Task input:
==*==
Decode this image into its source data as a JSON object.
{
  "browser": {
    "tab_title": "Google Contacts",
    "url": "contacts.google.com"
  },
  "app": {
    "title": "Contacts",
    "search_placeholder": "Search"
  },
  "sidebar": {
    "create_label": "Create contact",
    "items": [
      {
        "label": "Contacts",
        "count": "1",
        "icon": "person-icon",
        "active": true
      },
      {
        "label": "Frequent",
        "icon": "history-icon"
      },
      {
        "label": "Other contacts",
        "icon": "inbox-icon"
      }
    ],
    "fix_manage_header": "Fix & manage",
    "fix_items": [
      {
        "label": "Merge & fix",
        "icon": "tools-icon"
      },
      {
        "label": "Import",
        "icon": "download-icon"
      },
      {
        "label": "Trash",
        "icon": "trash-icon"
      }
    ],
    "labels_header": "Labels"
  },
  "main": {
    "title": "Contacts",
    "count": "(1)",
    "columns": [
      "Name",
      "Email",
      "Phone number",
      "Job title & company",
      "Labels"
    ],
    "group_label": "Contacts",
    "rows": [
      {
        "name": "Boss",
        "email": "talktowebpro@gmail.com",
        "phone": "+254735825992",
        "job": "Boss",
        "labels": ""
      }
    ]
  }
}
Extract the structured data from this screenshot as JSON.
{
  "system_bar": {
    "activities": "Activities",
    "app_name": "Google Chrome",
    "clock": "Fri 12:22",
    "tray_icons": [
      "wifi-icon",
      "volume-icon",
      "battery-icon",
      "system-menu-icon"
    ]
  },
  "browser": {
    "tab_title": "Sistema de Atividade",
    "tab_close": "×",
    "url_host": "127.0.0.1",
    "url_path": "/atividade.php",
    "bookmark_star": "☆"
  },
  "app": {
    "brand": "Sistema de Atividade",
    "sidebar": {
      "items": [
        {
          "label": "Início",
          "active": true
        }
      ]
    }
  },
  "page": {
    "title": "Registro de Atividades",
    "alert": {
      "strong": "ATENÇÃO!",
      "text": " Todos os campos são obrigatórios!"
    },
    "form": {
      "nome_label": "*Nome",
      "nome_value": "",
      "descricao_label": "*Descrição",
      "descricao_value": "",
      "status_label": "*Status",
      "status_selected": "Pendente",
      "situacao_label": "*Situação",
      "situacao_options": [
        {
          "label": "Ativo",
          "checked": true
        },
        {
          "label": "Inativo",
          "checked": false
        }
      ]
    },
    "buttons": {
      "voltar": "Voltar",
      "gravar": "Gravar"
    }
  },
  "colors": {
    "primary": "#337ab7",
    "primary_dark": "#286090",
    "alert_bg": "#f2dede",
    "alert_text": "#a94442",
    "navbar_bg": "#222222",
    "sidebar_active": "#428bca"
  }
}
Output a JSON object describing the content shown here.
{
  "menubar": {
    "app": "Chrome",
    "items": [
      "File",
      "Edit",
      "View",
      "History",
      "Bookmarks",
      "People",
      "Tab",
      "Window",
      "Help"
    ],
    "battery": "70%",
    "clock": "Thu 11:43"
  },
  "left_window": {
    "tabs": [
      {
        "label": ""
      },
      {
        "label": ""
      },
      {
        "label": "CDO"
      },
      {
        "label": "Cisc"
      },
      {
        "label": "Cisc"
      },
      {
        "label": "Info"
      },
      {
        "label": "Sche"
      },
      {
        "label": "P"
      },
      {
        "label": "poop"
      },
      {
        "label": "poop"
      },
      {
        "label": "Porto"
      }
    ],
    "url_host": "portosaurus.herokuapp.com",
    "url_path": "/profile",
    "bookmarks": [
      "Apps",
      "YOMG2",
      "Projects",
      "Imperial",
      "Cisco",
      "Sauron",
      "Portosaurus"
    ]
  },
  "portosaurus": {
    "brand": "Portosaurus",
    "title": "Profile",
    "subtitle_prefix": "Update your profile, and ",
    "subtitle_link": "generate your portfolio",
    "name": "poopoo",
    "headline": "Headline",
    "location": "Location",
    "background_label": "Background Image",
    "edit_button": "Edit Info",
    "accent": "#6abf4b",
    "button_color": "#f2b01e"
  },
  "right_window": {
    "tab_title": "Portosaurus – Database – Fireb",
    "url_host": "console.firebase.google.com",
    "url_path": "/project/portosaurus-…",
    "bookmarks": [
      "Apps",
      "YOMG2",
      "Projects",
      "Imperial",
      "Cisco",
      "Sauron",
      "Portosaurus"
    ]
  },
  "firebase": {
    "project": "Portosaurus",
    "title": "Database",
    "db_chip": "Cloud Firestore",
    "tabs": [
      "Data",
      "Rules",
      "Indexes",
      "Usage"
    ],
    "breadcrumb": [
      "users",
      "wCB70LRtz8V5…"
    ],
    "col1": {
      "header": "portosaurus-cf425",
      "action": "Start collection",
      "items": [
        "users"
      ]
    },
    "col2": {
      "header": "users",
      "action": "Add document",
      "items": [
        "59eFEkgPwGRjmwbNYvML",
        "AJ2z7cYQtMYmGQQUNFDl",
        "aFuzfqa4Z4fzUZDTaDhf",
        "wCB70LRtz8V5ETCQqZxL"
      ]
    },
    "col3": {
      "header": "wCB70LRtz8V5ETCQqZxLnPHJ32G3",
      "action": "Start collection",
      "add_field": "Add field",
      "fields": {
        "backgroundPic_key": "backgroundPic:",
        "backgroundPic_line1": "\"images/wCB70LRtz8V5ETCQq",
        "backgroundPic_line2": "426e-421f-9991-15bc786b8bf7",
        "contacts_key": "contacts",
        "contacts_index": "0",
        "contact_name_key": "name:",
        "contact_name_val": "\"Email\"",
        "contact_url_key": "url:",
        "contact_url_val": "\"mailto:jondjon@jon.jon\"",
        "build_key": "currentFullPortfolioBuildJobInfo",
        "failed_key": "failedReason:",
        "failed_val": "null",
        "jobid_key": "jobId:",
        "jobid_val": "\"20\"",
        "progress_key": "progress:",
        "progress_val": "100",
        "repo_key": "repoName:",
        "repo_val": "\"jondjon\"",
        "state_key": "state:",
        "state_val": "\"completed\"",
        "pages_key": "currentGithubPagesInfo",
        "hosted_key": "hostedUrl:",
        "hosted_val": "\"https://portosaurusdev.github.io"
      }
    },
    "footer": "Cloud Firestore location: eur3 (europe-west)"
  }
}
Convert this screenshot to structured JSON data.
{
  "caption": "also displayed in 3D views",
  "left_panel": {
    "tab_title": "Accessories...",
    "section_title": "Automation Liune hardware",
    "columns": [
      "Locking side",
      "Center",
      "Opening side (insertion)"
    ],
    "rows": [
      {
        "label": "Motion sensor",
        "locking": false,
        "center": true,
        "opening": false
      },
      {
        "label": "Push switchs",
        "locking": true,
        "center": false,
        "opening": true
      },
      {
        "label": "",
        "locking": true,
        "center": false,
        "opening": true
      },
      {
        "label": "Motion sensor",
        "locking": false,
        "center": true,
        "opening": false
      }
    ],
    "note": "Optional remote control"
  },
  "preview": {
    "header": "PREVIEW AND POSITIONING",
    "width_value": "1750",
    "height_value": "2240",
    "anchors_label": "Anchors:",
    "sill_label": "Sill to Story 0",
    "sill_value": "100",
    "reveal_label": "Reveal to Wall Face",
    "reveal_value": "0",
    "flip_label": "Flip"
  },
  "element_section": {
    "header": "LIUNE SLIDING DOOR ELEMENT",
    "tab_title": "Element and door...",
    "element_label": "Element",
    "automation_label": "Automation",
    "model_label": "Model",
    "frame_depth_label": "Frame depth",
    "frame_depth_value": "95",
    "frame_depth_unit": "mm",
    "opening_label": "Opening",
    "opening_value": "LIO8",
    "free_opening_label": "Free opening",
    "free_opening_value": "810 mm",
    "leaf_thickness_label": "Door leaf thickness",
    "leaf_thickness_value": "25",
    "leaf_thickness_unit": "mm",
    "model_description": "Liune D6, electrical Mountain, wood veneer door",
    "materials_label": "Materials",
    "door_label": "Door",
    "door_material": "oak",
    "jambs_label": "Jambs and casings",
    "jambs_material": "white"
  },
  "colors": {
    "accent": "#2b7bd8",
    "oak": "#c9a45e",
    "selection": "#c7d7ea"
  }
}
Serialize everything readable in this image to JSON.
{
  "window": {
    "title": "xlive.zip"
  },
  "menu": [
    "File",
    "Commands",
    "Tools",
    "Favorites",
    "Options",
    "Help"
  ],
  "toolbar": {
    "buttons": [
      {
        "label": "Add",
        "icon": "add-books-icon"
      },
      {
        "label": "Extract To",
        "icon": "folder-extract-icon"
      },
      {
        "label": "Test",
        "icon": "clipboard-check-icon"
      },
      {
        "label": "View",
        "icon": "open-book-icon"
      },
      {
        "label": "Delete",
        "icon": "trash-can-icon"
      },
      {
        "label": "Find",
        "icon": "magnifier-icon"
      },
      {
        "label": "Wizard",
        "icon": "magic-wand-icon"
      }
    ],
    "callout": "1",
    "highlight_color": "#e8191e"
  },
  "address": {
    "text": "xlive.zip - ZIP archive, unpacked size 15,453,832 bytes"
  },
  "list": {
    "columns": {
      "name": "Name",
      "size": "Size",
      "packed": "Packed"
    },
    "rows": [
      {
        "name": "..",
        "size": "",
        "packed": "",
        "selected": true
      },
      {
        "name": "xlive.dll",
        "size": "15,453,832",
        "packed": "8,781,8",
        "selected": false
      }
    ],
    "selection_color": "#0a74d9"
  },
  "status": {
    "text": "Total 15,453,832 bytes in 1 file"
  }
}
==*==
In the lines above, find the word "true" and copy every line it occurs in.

Result of the task:
        "active": true
          "active": true
          "checked": true
        "center": true,
        "locking": true,
        "opening": true
        "locking": true,
        "opening": true
        "center": true,
        "selected": true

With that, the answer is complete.